(Items from a dataset)

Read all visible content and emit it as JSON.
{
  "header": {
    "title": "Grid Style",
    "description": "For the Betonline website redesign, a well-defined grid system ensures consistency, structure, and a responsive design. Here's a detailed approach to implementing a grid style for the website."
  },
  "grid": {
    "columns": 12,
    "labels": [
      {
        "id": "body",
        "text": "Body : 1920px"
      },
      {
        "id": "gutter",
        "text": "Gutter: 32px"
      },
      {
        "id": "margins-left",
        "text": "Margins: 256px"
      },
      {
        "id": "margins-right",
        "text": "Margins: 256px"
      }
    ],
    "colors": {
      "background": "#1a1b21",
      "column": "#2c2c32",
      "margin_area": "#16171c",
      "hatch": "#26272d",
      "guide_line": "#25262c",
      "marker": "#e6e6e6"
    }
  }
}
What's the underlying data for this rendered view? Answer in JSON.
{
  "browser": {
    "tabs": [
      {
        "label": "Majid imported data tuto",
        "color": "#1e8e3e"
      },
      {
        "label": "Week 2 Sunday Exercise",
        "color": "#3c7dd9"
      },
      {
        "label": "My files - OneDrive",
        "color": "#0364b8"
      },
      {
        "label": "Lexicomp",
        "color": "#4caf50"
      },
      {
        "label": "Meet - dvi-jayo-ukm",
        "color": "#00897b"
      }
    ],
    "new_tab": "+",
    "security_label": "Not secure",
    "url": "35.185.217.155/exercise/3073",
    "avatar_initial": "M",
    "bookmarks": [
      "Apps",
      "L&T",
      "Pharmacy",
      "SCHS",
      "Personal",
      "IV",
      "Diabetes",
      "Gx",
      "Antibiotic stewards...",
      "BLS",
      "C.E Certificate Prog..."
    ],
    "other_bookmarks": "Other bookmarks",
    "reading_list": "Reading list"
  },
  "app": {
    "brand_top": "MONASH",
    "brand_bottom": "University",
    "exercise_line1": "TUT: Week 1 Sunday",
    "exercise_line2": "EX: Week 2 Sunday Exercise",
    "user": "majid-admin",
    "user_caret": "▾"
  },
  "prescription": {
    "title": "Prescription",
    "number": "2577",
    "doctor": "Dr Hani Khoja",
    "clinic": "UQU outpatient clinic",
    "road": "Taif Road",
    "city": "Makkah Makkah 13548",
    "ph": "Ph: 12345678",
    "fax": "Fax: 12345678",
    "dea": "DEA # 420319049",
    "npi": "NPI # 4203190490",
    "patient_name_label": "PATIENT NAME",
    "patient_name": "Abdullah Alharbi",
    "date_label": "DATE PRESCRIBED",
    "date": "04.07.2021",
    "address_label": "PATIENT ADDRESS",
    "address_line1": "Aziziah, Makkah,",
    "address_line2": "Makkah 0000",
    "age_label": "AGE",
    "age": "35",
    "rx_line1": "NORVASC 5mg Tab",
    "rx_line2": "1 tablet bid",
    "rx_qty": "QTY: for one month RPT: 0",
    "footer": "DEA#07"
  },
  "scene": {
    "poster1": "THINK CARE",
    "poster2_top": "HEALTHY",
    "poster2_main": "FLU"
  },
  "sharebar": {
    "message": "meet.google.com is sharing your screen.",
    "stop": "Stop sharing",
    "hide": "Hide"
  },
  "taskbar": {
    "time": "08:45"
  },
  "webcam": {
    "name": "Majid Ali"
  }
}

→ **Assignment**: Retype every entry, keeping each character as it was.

→ **Output**:
Read all visible content and emit it as JSON.
{
  "header": {
    "title": "Grid Style",
    "description": "For the Betonline website redesign, a well-defined grid system ensures consistency, structure, and a responsive design. Here's a detailed approach to implementing a grid style for the website."
  },
  "grid": {
    "columns": 12,
    "labels": [
      {
        "id": "body",
        "text": "Body : 1920px"
      },
      {
        "id": "gutter",
        "text": "Gutter: 32px"
      },
      {
        "id": "margins-left",
        "text": "Margins: 256px"
      },
      {
        "id": "margins-right",
        "text": "Margins: 256px"
      }
    ],
    "colors": {
      "background": "#1a1b21",
      "column": "#2c2c32",
      "margin_area": "#16171c",
      "hatch": "#26272d",
      "guide_line": "#25262c",
      "marker": "#e6e6e6"
    }
  }
}
What's the underlying data for this rendered view? Answer in JSON.
{
  "browser": {
    "tabs": [
      {
        "label": "Majid imported data tuto",
        "color": "#1e8e3e"
      },
      {
        "label": "Week 2 Sunday Exercise",
        "color": "#3c7dd9"
      },
      {
        "label": "My files - OneDrive",
        "color": "#0364b8"
      },
      {
        "label": "Lexicomp",
        "color": "#4caf50"
      },
      {
        "label": "Meet - dvi-jayo-ukm",
        "color": "#00897b"
      }
    ],
    "new_tab": "+",
    "security_label": "Not secure",
    "url": "35.185.217.155/exercise/3073",
    "avatar_initial": "M",
    "bookmarks": [
      "Apps",
      "L&T",
      "Pharmacy",
      "SCHS",
      "Personal",
      "IV",
      "Diabetes",
      "Gx",
      "Antibiotic stewards...",
      "BLS",
      "C.E Certificate Prog..."
    ],
    "other_bookmarks": "Other bookmarks",
    "reading_list": "Reading list"
  },
  "app": {
    "brand_top": "MONASH",
    "brand_bottom": "University",
    "exercise_line1": "TUT: Week 1 Sunday",
    "exercise_line2": "EX: Week 2 Sunday Exercise",
    "user": "majid-admin",
    "user_caret": "▾"
  },
  "prescription": {
    "title": "Prescription",
    "number": "2577",
    "doctor": "Dr Hani Khoja",
    "clinic": "UQU outpatient clinic",
    "road": "Taif Road",
    "city": "Makkah Makkah 13548",
    "ph": "Ph: 12345678",
    "fax": "Fax: 12345678",
    "dea": "DEA # 420319049",
    "npi": "NPI # 4203190490",
    "patient_name_label": "PATIENT NAME",
    "patient_name": "Abdullah Alharbi",
    "date_label": "DATE PRESCRIBED",
    "date": "04.07.2021",
    "address_label": "PATIENT ADDRESS",
    "address_line1": "Aziziah, Makkah,",
    "address_line2": "Makkah 0000",
    "age_label": "AGE",
    "age": "35",
    "rx_line1": "NORVASC 5mg Tab",
    "rx_line2": "1 tablet bid",
    "rx_qty": "QTY: for one month RPT: 0",
    "footer": "DEA#07"
  },
  "scene": {
    "poster1": "THINK CARE",
    "poster2_top": "HEALTHY",
    "poster2_main": "FLU"
  },
  "sharebar": {
    "message": "meet.google.com is sharing your screen.",
    "stop": "Stop sharing",
    "hide": "Hide"
  },
  "taskbar": {
    "time": "08:45"
  },
  "webcam": {
    "name": "Majid Ali"
  }
}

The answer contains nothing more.